Whatever appears in the records should be given again exactly, down to the last mark.
START Given information
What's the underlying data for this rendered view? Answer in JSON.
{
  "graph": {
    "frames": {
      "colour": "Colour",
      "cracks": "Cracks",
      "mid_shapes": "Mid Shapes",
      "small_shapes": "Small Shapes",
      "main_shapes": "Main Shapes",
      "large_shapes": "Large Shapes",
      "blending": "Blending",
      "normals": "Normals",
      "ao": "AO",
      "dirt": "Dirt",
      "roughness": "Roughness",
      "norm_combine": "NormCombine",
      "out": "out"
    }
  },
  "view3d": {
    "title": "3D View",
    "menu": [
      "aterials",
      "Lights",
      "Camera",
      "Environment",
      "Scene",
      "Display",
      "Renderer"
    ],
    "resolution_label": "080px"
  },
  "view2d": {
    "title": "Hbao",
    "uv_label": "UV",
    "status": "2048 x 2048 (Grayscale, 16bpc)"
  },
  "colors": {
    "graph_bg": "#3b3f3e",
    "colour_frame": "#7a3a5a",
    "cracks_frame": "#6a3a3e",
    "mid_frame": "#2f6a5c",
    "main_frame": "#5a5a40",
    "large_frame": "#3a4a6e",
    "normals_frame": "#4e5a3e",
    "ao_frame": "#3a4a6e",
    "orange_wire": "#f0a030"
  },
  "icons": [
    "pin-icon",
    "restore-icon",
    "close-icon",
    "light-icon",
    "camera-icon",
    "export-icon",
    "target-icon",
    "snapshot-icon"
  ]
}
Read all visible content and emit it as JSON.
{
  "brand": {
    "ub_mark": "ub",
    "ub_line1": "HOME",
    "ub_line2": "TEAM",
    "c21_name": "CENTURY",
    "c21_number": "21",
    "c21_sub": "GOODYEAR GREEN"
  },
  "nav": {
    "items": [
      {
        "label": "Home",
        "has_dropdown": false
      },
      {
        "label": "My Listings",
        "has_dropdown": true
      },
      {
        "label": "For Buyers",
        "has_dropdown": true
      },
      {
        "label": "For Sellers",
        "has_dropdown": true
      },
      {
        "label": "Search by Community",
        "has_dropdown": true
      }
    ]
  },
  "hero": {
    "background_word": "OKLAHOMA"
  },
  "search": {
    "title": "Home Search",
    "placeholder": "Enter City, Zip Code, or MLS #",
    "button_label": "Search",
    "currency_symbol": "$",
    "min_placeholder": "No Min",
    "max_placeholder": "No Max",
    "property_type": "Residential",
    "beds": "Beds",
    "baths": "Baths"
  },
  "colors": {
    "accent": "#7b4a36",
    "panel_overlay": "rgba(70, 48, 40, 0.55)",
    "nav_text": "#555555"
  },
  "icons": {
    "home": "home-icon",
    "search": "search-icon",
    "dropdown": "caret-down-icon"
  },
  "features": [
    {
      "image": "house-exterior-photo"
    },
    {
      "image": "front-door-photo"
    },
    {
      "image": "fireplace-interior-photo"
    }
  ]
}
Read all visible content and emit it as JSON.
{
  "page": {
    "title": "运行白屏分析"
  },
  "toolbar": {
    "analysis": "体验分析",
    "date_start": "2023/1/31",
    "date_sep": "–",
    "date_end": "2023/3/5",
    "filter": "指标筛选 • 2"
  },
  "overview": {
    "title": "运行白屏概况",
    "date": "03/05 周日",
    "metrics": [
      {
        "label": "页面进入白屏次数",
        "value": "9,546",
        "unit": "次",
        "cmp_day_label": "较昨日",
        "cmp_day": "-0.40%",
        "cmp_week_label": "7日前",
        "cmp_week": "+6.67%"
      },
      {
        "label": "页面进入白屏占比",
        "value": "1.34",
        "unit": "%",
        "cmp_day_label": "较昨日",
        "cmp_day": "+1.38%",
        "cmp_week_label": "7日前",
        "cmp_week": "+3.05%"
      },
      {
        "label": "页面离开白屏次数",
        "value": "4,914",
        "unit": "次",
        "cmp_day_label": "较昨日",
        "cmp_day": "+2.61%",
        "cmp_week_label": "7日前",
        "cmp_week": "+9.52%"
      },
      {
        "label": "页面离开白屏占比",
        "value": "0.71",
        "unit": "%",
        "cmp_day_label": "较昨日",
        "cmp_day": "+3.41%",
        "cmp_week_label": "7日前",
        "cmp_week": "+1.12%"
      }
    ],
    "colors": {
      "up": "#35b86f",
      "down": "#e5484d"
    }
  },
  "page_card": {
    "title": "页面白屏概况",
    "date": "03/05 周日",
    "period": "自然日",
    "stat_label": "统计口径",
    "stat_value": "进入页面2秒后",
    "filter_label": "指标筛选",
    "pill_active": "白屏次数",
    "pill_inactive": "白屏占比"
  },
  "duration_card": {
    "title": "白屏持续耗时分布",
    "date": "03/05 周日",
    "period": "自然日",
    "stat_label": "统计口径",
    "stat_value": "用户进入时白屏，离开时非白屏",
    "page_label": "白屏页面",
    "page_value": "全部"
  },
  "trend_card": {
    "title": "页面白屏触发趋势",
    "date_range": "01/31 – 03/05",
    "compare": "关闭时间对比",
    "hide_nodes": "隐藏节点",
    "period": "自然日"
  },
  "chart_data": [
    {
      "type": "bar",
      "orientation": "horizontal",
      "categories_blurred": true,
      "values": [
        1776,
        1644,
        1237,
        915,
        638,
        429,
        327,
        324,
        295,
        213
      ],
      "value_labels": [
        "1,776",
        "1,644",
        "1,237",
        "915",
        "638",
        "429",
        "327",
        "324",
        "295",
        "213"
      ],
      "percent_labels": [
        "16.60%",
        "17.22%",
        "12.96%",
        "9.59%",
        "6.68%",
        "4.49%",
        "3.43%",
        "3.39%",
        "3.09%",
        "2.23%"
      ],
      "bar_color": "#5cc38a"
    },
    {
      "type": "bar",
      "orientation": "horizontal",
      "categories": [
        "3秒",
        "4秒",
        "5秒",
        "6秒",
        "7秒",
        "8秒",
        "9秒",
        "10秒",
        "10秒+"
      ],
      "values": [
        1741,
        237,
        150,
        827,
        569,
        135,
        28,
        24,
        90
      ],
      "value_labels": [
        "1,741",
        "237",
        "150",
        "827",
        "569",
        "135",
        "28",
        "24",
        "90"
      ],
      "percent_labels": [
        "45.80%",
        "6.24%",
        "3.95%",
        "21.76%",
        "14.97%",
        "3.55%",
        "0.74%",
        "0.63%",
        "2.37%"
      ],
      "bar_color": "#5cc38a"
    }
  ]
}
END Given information
→ **Your solution**:
What's the underlying data for this rendered view? Answer in JSON.
{
  "graph": {
    "frames": {
      "colour": "Colour",
      "cracks": "Cracks",
      "mid_shapes": "Mid Shapes",
      "small_shapes": "Small Shapes",
      "main_shapes": "Main Shapes",
      "large_shapes": "Large Shapes",
      "blending": "Blending",
      "normals": "Normals",
      "ao": "AO",
      "dirt": "Dirt",
      "roughness": "Roughness",
      "norm_combine": "NormCombine",
      "out": "out"
    }
  },
  "view3d": {
    "title": "3D View",
    "menu": [
      "aterials",
      "Lights",
      "Camera",
      "Environment",
      "Scene",
      "Display",
      "Renderer"
    ],
    "resolution_label": "080px"
  },
  "view2d": {
    "title": "Hbao",
    "uv_label": "UV",
    "status": "2048 x 2048 (Grayscale, 16bpc)"
  },
  "colors": {
    "graph_bg": "#3b3f3e",
    "colour_frame": "#7a3a5a",
    "cracks_frame": "#6a3a3e",
    "mid_frame": "#2f6a5c",
    "main_frame": "#5a5a40",
    "large_frame": "#3a4a6e",
    "normals_frame": "#4e5a3e",
    "ao_frame": "#3a4a6e",
    "orange_wire": "#f0a030"
  },
  "icons": [
    "pin-icon",
    "restore-icon",
    "close-icon",
    "light-icon",
    "camera-icon",
    "export-icon",
    "target-icon",
    "snapshot-icon"
  ]
}
Read all visible content and emit it as JSON.
{
  "brand": {
    "ub_mark": "ub",
    "ub_line1": "HOME",
    "ub_line2": "TEAM",
    "c21_name": "CENTURY",
    "c21_number": "21",
    "c21_sub": "GOODYEAR GREEN"
  },
  "nav": {
    "items": [
      {
        "label": "Home",
        "has_dropdown": false
      },
      {
        "label": "My Listings",
        "has_dropdown": true
      },
      {
        "label": "For Buyers",
        "has_dropdown": true
      },
      {
        "label": "For Sellers",
        "has_dropdown": true
      },
      {
        "label": "Search by Community",
        "has_dropdown": true
      }
    ]
  },
  "hero": {
    "background_word": "OKLAHOMA"
  },
  "search": {
    "title": "Home Search",
    "placeholder": "Enter City, Zip Code, or MLS #",
    "button_label": "Search",
    "currency_symbol": "$",
    "min_placeholder": "No Min",
    "max_placeholder": "No Max",
    "property_type": "Residential",
    "beds": "Beds",
    "baths": "Baths"
  },
  "colors": {
    "accent": "#7b4a36",
    "panel_overlay": "rgba(70, 48, 40, 0.55)",
    "nav_text": "#555555"
  },
  "icons": {
    "home": "home-icon",
    "search": "search-icon",
    "dropdown": "caret-down-icon"
  },
  "features": [
    {
      "image": "house-exterior-photo"
    },
    {
      "image": "front-door-photo"
    },
    {
      "image": "fireplace-interior-photo"
    }
  ]
}
Read all visible content and emit it as JSON.
{
  "page": {
    "title": "运行白屏分析"
  },
  "toolbar": {
    "analysis": "体验分析",
    "date_start": "2023/1/31",
    "date_sep": "–",
    "date_end": "2023/3/5",
    "filter": "指标筛选 • 2"
  },
  "overview": {
    "title": "运行白屏概况",
    "date": "03/05 周日",
    "metrics": [
      {
        "label": "页面进入白屏次数",
        "value": "9,546",
        "unit": "次",
        "cmp_day_label": "较昨日",
        "cmp_day": "-0.40%",
        "cmp_week_label": "7日前",
        "cmp_week": "+6.67%"
      },
      {
        "label": "页面进入白屏占比",
        "value": "1.34",
        "unit": "%",
        "cmp_day_label": "较昨日",
        "cmp_day": "+1.38%",
        "cmp_week_label": "7日前",
        "cmp_week": "+3.05%"
      },
      {
        "label": "页面离开白屏次数",
        "value": "4,914",
        "unit": "次",
        "cmp_day_label": "较昨日",
        "cmp_day": "+2.61%",
        "cmp_week_label": "7日前",
        "cmp_week": "+9.52%"
      },
      {
        "label": "页面离开白屏占比",
        "value": "0.71",
        "unit": "%",
        "cmp_day_label": "较昨日",
        "cmp_day": "+3.41%",
        "cmp_week_label": "7日前",
        "cmp_week": "+1.12%"
      }
    ],
    "colors": {
      "up": "#35b86f",
      "down": "#e5484d"
    }
  },
  "page_card": {
    "title": "页面白屏概况",
    "date": "03/05 周日",
    "period": "自然日",
    "stat_label": "统计口径",
    "stat_value": "进入页面2秒后",
    "filter_label": "指标筛选",
    "pill_active": "白屏次数",
    "pill_inactive": "白屏占比"
  },
  "duration_card": {
    "title": "白屏持续耗时分布",
    "date": "03/05 周日",
    "period": "自然日",
    "stat_label": "统计口径",
    "stat_value": "用户进入时白屏，离开时非白屏",
    "page_label": "白屏页面",
    "page_value": "全部"
  },
  "trend_card": {
    "title": "页面白屏触发趋势",
    "date_range": "01/31 – 03/05",
    "compare": "关闭时间对比",
    "hide_nodes": "隐藏节点",
    "period": "自然日"
  },
  "chart_data": [
    {
      "type": "bar",
      "orientation": "horizontal",
      "categories_blurred": true,
      "values": [
        1776,
        1644,
        1237,
        915,
        638,
        429,
        327,
        324,
        295,
        213
      ],
      "value_labels": [
        "1,776",
        "1,644",
        "1,237",
        "915",
        "638",
        "429",
        "327",
        "324",
        "295",
        "213"
      ],
      "percent_labels": [
        "16.60%",
        "17.22%",
        "12.96%",
        "9.59%",
        "6.68%",
        "4.49%",
        "3.43%",
        "3.39%",
        "3.09%",
        "2.23%"
      ],
      "bar_color": "#5cc38a"
    },
    {
      "type": "bar",
      "orientation": "horizontal",
      "categories": [
        "3秒",
        "4秒",
        "5秒",
        "6秒",
        "7秒",
        "8秒",
        "9秒",
        "10秒",
        "10秒+"
      ],
      "values": [
        1741,
        237,
        150,
        827,
        569,
        135,
        28,
        24,
        90
      ],
      "value_labels": [
        "1,741",
        "237",
        "150",
        "827",
        "569",
        "135",
        "28",
        "24",
        "90"
      ],
      "percent_labels": [
        "45.80%",
        "6.24%",
        "3.95%",
        "21.76%",
        "14.97%",
        "3.55%",
        "0.74%",
        "0.63%",
        "2.37%"
      ],
      "bar_color": "#5cc38a"
    }
  ]
}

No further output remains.